Arthur LeGrand Doty
Professor of Electrical Engineering
Member of a group helping the U.S. President’s Council of Advisors on Science and Technology write a report on education information technology and online education to the president.
“The development of Massive Open Online Courses (MOOC) is both promising and challenging. This will be a long-term experiment, and we need to better understand the empirical, data-driven science of learning. Advances in pedagogy have to catch up with technology development and business hype.”
Susan Dod Brown
Professor of Civil and Environmental Engineering
Works with UNESCO and regional governmental organizations in Africa to develop a monitor to measure drought in vulnerable regions of the continent.
“Drought is perhaps the most devastating natural disaster, especially in sub-Saharan Africa where livelihoods depend on climate sensitive subsistence agriculture and the capacity to cope is so limited. Our African Drought Monitoring system provides information to regional governments, local commu- nities and nongovernmental aid organizations as a drought develops, which will allow better and more timely coping decisions.”
Clarence Rowley III BSE ’95
Professor of Mechanical and Aerospace Engineering
Recent member of the Defense Science Study Group, a DARPA- supported program that seeks academic input on improving aspects of the Defense Department.
“I produced a report on dynamic graphs – for example, networks of vehicles that talk to each other and how the network changes as the vehicles move around – and techniques for analyzing these changing systems. I gained a greater perspective about the Defense Department and much greater respect for the department, just how capable it is and how impressive are many of the people who work there.”
Jennifer Rexford BSE ’91

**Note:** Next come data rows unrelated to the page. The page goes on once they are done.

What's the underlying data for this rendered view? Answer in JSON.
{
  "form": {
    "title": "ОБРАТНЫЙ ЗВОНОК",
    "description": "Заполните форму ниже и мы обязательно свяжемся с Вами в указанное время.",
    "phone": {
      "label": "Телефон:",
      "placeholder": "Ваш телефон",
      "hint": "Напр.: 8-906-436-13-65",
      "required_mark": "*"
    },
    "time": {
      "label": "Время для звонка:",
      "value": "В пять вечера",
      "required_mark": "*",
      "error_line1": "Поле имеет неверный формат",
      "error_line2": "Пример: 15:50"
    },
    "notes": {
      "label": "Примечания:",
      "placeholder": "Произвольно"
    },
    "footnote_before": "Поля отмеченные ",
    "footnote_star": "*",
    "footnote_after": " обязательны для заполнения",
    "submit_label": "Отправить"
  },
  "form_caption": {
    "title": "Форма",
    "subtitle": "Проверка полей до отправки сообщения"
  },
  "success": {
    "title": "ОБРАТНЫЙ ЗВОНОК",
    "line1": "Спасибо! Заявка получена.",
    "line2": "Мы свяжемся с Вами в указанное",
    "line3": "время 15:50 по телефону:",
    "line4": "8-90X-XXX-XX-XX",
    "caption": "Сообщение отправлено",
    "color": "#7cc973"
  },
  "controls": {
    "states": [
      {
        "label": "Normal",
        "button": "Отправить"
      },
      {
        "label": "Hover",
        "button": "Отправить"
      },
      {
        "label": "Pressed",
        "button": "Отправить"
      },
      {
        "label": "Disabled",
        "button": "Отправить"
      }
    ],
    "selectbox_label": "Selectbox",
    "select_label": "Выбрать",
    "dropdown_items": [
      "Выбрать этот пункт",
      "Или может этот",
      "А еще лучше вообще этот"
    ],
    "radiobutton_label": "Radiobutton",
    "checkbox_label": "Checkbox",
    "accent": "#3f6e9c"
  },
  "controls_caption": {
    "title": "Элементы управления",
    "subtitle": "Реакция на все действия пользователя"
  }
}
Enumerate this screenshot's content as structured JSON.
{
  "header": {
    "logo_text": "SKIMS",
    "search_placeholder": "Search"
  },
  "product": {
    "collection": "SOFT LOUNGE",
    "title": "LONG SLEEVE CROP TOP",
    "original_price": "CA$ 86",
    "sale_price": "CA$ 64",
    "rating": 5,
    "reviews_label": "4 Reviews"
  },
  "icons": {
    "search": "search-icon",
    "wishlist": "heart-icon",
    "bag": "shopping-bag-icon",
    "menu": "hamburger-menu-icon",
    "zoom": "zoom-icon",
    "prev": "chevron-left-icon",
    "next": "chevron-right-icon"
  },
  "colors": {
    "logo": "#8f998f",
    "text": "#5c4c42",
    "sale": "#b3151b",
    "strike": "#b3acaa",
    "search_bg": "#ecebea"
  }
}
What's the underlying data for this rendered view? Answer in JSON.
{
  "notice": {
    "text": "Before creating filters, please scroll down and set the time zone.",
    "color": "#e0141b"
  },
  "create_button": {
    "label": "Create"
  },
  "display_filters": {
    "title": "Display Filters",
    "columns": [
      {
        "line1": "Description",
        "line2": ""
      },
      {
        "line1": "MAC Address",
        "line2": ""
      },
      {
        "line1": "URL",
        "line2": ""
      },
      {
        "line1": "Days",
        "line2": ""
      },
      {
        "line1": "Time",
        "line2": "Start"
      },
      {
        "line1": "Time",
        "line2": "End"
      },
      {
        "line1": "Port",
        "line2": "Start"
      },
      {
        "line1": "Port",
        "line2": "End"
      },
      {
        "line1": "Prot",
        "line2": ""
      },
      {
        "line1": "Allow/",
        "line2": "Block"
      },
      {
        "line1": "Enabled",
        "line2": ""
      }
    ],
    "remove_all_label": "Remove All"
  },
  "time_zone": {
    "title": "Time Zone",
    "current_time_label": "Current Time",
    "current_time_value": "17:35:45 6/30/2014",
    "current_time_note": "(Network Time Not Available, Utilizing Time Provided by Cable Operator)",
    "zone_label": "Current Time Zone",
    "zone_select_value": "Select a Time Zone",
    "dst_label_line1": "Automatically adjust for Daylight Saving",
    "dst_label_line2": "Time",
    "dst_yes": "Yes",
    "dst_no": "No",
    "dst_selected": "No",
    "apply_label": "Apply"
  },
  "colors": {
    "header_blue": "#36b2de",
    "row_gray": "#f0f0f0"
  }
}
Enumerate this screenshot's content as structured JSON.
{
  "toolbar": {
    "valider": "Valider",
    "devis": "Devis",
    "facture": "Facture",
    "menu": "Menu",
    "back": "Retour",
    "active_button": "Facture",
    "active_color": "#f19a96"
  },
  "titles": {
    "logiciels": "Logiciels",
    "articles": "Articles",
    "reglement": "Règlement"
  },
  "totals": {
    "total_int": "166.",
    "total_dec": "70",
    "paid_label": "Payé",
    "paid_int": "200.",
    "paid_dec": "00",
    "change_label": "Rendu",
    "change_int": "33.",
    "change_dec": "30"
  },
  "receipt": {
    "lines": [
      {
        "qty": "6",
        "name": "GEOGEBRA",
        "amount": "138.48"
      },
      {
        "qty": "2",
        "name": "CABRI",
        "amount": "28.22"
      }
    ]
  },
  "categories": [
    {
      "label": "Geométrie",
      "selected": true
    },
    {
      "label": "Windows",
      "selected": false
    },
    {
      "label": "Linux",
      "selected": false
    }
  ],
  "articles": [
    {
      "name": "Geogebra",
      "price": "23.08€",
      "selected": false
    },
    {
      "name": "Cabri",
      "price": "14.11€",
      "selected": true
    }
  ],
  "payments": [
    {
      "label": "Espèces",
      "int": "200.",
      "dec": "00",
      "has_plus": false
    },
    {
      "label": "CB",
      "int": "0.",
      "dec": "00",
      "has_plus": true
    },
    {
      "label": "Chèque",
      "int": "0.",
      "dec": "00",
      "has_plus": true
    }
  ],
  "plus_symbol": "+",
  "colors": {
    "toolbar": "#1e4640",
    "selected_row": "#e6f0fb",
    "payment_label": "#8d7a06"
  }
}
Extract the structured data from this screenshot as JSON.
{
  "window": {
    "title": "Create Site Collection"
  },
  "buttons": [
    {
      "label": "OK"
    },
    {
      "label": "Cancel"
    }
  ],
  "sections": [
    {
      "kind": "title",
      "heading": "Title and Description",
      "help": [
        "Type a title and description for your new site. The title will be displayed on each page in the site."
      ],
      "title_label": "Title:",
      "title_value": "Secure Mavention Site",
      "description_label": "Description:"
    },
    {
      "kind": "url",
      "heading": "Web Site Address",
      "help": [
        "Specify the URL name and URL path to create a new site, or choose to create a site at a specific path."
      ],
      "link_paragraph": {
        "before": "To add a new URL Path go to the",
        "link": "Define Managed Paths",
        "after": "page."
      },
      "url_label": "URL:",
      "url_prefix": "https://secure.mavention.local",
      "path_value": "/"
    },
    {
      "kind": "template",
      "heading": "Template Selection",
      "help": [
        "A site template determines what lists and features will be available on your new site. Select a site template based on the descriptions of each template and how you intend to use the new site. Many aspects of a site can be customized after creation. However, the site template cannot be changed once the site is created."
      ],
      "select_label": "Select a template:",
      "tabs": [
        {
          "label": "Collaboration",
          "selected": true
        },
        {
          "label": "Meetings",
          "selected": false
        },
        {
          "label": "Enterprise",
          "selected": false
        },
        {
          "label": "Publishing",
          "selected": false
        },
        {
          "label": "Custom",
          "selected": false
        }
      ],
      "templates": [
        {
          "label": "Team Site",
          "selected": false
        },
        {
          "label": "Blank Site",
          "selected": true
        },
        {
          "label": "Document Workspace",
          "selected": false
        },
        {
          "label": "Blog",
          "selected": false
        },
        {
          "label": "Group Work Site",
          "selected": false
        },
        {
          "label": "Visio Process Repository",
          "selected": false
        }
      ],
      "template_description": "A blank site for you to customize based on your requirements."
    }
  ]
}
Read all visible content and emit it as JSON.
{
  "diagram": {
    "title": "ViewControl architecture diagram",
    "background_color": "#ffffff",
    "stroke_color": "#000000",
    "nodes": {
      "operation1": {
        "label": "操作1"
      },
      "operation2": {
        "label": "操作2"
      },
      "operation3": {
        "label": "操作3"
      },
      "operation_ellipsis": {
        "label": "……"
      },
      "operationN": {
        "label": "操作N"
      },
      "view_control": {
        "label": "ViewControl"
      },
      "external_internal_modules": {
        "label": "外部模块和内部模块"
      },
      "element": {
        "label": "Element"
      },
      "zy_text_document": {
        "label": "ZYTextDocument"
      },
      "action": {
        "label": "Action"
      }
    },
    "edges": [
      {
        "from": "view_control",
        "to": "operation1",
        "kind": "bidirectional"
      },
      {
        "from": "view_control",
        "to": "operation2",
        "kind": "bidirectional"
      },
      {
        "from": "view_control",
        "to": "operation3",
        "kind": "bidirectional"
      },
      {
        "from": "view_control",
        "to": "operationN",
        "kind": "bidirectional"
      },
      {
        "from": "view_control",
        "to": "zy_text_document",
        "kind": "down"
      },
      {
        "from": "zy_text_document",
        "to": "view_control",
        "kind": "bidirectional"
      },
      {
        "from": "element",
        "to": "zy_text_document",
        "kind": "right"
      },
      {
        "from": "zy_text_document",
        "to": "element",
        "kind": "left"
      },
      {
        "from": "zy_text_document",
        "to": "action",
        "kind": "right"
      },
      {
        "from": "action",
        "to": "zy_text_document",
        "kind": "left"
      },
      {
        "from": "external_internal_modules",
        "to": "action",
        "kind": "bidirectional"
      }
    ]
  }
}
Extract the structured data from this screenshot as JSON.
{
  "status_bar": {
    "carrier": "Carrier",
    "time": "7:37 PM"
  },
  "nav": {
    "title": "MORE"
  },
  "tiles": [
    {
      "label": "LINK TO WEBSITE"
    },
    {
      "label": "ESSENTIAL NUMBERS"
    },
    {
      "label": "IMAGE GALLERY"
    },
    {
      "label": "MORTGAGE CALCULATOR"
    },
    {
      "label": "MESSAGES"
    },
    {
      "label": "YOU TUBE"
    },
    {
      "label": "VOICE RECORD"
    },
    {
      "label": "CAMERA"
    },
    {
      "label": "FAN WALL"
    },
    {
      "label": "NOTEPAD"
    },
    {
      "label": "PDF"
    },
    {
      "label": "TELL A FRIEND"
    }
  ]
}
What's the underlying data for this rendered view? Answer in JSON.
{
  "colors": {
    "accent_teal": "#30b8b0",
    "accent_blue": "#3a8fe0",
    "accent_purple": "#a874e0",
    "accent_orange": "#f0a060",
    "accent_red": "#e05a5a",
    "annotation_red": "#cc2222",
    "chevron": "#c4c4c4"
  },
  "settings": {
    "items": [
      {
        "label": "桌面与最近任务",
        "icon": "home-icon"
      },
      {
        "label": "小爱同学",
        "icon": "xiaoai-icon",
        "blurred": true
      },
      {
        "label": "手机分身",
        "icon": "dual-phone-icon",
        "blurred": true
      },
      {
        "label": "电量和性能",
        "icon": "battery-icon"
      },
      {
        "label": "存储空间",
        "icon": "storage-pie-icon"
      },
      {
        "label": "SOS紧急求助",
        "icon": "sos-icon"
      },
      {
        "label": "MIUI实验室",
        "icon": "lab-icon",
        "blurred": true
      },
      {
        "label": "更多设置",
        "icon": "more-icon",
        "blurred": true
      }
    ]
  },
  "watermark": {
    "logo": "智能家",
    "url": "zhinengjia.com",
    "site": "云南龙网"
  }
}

Gordon Y.S. Wu Professor in Engineering and acting
Chair of the Department of Computer Science
Serves on the Federal Commu- nications Commission’s Open Internet Advisory Committee and runs its group on mobile broadband networks.
“Mobile broadband is a newer technology than fixed broadband and the network resources are constrained, making it harder for carriers to manage these networks. Part of our purpose is to under- stand this and evaluate whether the open-Internet rules treat mobile broadband appropriately. Protecting user choice and fostering healthy competition is important, and yet decisions about openness should be informed by what is technically possible and the challenges that carriers face in building and managing their networks.”